With the proper tools, designers are freed to have explore formal possibilities with real and testable constraints. This greater understanding of where we plant, what we plant, and how they interact, gives us a solid foundation to justify new design modalities and forms of expression. This, coupled with an understanding from clients and maintenance staff of the the long view of how sites will evolve and grow over time, expands the possibility of a new paradigm shift in our use of plants.
As Beck mentions:
“An ecological landscape knits itself into the biosphere so that it both is sustained by natural processes and sustains life within its boundaries and beyond. It is not a duplicate of wild nature (that we must protect and restore where we can) but a complex system modeled after nature.” (5)

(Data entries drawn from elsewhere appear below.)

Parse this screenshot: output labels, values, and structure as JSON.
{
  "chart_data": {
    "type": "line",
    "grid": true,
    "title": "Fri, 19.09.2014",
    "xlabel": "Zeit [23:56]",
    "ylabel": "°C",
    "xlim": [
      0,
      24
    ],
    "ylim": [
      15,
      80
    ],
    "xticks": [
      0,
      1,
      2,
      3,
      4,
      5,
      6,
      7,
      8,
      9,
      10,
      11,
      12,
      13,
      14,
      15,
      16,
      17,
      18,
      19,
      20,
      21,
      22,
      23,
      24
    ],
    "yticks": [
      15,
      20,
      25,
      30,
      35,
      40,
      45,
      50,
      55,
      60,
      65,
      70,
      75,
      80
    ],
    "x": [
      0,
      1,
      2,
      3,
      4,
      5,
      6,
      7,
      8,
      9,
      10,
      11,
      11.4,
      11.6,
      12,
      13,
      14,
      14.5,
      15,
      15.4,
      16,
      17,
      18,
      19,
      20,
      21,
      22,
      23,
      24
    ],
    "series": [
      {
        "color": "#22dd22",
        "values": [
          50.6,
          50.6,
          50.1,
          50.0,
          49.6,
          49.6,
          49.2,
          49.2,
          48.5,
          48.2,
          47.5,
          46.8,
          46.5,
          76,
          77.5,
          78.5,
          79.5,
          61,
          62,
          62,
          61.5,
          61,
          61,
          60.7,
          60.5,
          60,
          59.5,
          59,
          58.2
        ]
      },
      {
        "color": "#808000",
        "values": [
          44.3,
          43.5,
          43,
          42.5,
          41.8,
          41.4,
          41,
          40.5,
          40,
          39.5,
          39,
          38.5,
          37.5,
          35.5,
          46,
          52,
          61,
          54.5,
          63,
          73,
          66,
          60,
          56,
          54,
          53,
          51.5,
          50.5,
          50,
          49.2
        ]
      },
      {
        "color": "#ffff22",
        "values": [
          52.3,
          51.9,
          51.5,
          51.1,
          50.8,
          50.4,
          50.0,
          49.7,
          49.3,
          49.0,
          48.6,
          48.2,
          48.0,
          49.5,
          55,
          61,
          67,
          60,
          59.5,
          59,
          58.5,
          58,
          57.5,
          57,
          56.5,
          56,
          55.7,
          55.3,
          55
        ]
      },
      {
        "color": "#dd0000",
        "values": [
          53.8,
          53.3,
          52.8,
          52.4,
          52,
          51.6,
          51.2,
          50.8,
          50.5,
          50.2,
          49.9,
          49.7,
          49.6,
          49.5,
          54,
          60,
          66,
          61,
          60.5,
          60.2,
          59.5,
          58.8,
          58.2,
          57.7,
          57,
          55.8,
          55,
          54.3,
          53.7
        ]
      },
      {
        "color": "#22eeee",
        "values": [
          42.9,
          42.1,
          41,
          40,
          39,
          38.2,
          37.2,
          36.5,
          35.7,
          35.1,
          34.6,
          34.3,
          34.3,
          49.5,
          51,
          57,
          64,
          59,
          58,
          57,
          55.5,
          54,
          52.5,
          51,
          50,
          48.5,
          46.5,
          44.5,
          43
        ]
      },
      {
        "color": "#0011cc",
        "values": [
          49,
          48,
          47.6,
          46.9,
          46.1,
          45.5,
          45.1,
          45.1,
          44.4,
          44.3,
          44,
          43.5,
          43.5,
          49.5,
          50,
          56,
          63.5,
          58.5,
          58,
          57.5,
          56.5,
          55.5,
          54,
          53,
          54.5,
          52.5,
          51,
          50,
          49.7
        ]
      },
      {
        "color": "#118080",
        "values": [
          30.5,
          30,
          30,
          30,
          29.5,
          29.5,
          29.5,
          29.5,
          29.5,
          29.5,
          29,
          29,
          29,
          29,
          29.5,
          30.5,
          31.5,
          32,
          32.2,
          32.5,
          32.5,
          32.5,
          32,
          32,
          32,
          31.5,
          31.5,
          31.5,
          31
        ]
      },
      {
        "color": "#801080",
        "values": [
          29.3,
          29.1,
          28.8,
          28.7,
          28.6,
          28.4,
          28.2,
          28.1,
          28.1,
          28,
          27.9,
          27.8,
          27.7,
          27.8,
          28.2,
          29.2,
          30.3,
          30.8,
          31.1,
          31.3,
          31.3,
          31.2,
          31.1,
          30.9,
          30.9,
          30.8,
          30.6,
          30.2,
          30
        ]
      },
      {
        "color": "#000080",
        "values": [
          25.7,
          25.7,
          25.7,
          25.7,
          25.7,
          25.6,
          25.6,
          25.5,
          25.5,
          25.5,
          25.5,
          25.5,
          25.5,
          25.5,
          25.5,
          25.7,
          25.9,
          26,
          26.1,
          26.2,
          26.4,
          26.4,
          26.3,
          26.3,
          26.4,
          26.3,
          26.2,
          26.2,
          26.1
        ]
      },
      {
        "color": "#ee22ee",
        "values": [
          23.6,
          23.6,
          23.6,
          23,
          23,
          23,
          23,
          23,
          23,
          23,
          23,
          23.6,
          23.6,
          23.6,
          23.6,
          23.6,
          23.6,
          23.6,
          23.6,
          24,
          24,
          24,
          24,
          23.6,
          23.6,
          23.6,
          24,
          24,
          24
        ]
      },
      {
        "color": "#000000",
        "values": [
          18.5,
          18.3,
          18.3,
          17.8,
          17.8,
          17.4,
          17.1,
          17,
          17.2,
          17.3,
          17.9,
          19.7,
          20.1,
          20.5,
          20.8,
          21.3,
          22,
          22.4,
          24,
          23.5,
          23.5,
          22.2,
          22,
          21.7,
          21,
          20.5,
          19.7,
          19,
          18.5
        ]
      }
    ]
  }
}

The underlying theme of ‘self-organization’ as an important aspect of this process, allowing for continuation without continual input and human agency. This regenerative quality of establishing a self-sufficient landscape that meets all of it’s needs is important in ecological restoration to determine success. It is more difficult to thing of this in terms of managed and urban landscapes which are extreme conditions that lack analogs in nature.
The range of landscape contexts and types, along with aesthetics, safety, financial, and other considerations will create a continuum of landscapes that will lend themselves to varying degrees of self-sufficiency. Some will be able to thrive with little to no additional inputs, while others will need higher levels of care. Our expanding set of tools driven by scientific knowledge, allows us to more directly engage in the ‘fitness’ of our materials to fill the roles we assign them, which is inherently different from our current approaches. Principles of Ecological Landscape Design, it seems, may allow us to expand the toolbox in even more robust and novel ways.
More on initial chapters upcoming.